And with 80% of the FPGA market up for grabs (if Xilinx is purchased), then that makes Lattice an attractive purchase for a larger semiconductor company that finds an $8B market attractive (because not everybody is Intel).
It also opens the market for a lot of innovation. Previously, companies found it hard to penetrate with customers against Xilinx and Altera. Once they were starved of revenue, Xilinx and Altera purchased the remnants. Now there may be a more open playing field.
You'll live in interesting times.
You'll still be able to buy existing Xilinx and Altera FPGAs. All the development is done, it's just a matter of having them cranked out by the fabs. That's easy money. But the yearly improvement of these discrete chips that we've come to expect may cease as the engineers devote themselves to the wishes of their new masters.

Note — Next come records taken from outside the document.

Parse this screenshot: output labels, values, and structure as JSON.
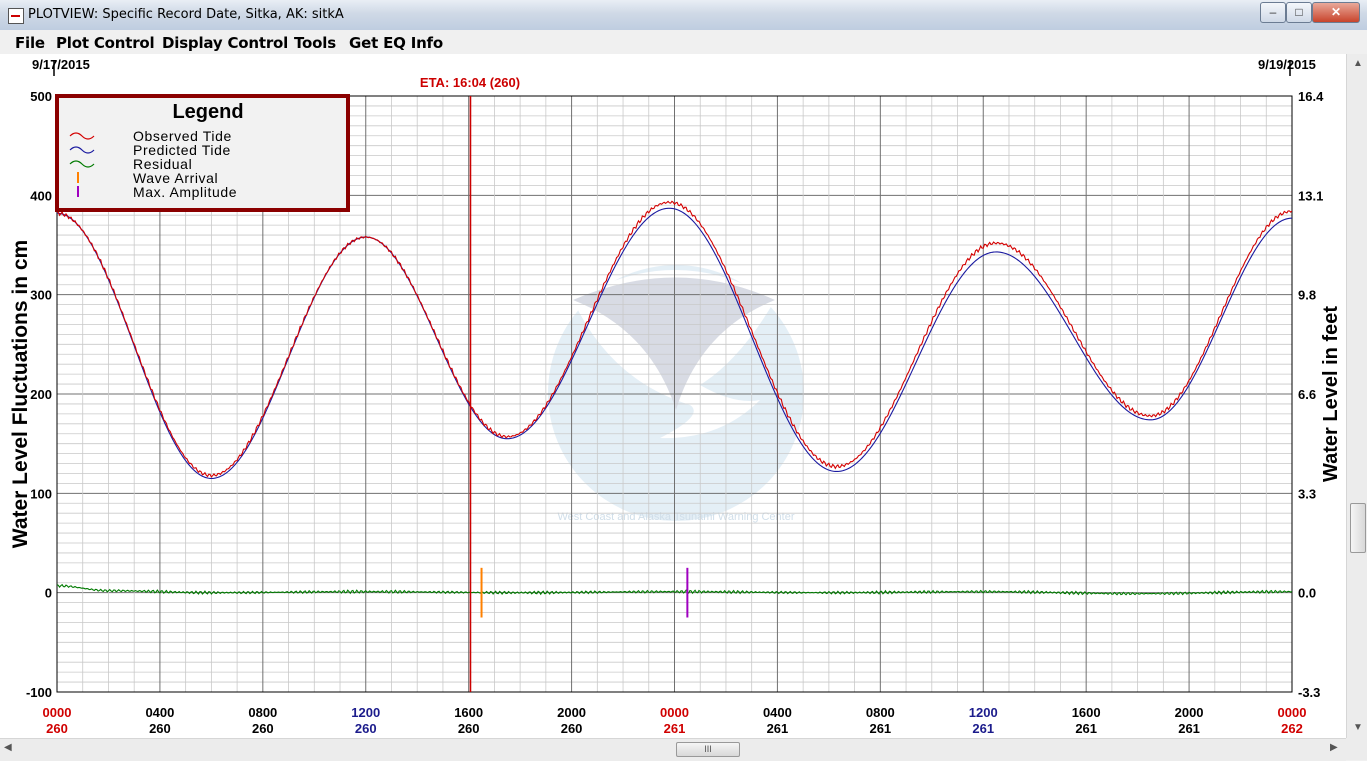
{
  "window": {
    "title": "PLOTVIEW: Specific Record Date, Sitka, AK: sitkA",
    "buttons": {
      "minimize": "–",
      "maximize": "□",
      "close": "✕"
    }
  },
  "menu": [
    "File",
    "Plot Control",
    "Display Control",
    "Tools",
    "Get EQ Info"
  ],
  "plot": {
    "start_date": "9/17/2015",
    "end_date": "9/19/2015",
    "eta_label": "ETA: 16:04 (260)",
    "ylabel_left": "Water Level Fluctuations in cm",
    "ylabel_right": "Water Level in feet",
    "left_ticks": [
      "500",
      "400",
      "300",
      "200",
      "100",
      "0",
      "-100"
    ],
    "right_ticks": [
      "16.4",
      "13.1",
      "9.8",
      "6.6",
      "3.3",
      "0.0",
      "-3.3"
    ],
    "x_ticks": [
      {
        "time": "0000",
        "day": "260",
        "color": "#d00000"
      },
      {
        "time": "0400",
        "day": "260",
        "color": "#000000"
      },
      {
        "time": "0800",
        "day": "260",
        "color": "#000000"
      },
      {
        "time": "1200",
        "day": "260",
        "color": "#1c1c8c"
      },
      {
        "time": "1600",
        "day": "260",
        "color": "#000000"
      },
      {
        "time": "2000",
        "day": "260",
        "color": "#000000"
      },
      {
        "time": "0000",
        "day": "261",
        "color": "#d00000"
      },
      {
        "time": "0400",
        "day": "261",
        "color": "#000000"
      },
      {
        "time": "0800",
        "day": "261",
        "color": "#000000"
      },
      {
        "time": "1200",
        "day": "261",
        "color": "#1c1c8c"
      },
      {
        "time": "1600",
        "day": "261",
        "color": "#000000"
      },
      {
        "time": "2000",
        "day": "261",
        "color": "#000000"
      },
      {
        "time": "0000",
        "day": "262",
        "color": "#d00000"
      }
    ],
    "watermark_text": "West Coast and Alaska Tsunami Warning Center",
    "colors": {
      "observed": "#d40000",
      "predicted": "#1a1aa0",
      "residual": "#007a00",
      "arrival": "#ff8000",
      "max_amp": "#a000c0",
      "eta": "#cc0000"
    }
  },
  "legend": {
    "title": "Legend",
    "items": [
      {
        "label": "Observed Tide",
        "color": "#d40000",
        "symbol": "wave"
      },
      {
        "label": "Predicted Tide",
        "color": "#1a1aa0",
        "symbol": "wave"
      },
      {
        "label": "Residual",
        "color": "#007a00",
        "symbol": "wave"
      },
      {
        "label": "Wave Arrival",
        "color": "#ff8000",
        "symbol": "tick"
      },
      {
        "label": "Max. Amplitude",
        "color": "#a000c0",
        "symbol": "tick"
      }
    ]
  },
  "chart_data": {
    "type": "line",
    "x_unit": "hour since 0000 day 260",
    "xlim": [
      0,
      48
    ],
    "ylim": [
      -100,
      500
    ],
    "ylim_right": [
      -3.3,
      16.4
    ],
    "grid": true,
    "legend_position": "top-left",
    "eta_hour": 16.07,
    "wave_arrival_hour": 16.5,
    "max_amplitude_hour": 24.5,
    "series": [
      {
        "name": "Observed Tide",
        "x": [
          0,
          6,
          12,
          17.5,
          23.8,
          30.3,
          36.5,
          42.5,
          48
        ],
        "y": [
          382,
          118,
          358,
          157,
          393,
          127,
          352,
          178,
          384
        ]
      },
      {
        "name": "Predicted Tide",
        "x": [
          0,
          6,
          12,
          17.5,
          23.8,
          30.3,
          36.5,
          42.5,
          48
        ],
        "y": [
          382,
          115,
          358,
          155,
          387,
          122,
          343,
          174,
          377
        ]
      },
      {
        "name": "Residual",
        "x": [
          0,
          2,
          6,
          12,
          18,
          24,
          30,
          36,
          42,
          48
        ],
        "y": [
          7,
          2,
          0,
          1,
          0,
          1,
          0,
          1,
          -1,
          1
        ]
      }
    ]
  }
}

And you'll still have the Quartus and Vivado FPGA programming environments, but further development and dissemination of those is questionable. Of course, nobody really loved them (because nobody loves any EDA software), but they are necessary for programming the current chips. So they'll still be around.
But there may also be new FPGAs that are made widely available. As Intel injects the FPGA into the data center, some of the developments will make their way to the desktop. That will make FPGA programming a possibility for a much larger audience. And just as compilers massively improved when PCs became widespread, maybe FPGA tools will also. And there would be a market incentive for that if multiple companies are struggling for control of the data center: ease of programming will be a big incentive for customers.
Meanwhile, there will be new FPGA architectures and programming environments springing up in the decimated ecosystem as a diaspora of FPGA engineers leave Intel and other megacorps to try it on their own. But that's a tough business given the level of technical expertise needed and the number of places where it's easier to make money (e.g., social networking, VR). Which of these will grow into the new apex innovator is anybody's guess.
In the end, it's not all good and it's not all bad. It's just going to be different. Kind of like 1985 when FPGAs first started to appear.
So if you like change, you're going to get it. Lots of it.Share on Twitter Share on Facebook Share on Reddit